:: YOUR TASK ::
Tally the lines of the entries below that hold the word "Connection", and please give only the total.

** DATA TO EXAMINE follows **

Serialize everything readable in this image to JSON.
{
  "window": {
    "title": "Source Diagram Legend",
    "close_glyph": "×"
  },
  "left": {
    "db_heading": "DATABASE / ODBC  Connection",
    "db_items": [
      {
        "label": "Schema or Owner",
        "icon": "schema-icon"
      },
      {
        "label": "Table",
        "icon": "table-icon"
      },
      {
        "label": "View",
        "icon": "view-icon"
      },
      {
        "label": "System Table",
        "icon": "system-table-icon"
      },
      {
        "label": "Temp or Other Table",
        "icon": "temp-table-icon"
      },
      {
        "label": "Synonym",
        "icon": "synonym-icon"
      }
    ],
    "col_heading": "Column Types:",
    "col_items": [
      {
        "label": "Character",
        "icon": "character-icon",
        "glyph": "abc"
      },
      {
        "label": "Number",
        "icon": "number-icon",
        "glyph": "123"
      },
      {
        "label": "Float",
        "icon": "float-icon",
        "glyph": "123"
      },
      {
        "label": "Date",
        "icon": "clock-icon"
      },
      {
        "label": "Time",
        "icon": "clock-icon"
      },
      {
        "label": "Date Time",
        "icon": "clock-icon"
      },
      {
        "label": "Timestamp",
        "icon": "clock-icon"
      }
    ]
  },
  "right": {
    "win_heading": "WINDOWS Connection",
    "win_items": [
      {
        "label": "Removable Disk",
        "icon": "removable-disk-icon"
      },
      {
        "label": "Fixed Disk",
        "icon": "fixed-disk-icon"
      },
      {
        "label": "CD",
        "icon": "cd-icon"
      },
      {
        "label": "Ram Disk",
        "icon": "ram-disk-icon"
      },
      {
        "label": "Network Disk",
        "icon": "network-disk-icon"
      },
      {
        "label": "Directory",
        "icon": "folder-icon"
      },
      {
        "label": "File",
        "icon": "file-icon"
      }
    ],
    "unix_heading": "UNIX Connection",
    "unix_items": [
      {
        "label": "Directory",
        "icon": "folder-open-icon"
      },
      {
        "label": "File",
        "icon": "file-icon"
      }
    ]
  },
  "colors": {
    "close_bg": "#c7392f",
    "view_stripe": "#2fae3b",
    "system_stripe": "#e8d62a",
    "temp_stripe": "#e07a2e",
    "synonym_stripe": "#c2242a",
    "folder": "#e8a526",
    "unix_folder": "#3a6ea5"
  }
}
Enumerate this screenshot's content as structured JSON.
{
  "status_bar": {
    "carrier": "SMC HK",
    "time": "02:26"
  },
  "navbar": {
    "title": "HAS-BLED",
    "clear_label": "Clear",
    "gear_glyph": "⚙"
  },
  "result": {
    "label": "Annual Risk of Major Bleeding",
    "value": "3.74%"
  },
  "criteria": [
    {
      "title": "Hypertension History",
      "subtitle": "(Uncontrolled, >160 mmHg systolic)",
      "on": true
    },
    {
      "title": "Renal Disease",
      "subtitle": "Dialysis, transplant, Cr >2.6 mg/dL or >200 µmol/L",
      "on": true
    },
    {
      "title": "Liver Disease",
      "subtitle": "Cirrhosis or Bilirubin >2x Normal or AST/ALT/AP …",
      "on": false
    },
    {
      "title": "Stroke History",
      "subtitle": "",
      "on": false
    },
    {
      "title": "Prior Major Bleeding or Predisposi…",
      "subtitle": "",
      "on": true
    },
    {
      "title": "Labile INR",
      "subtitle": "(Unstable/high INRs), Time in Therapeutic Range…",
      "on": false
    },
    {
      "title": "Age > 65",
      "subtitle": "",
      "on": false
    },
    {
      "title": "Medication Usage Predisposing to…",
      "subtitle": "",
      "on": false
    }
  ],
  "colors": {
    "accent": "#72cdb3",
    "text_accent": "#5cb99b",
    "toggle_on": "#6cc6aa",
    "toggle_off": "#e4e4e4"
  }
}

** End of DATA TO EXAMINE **

:: TASK OUTPUT ::
3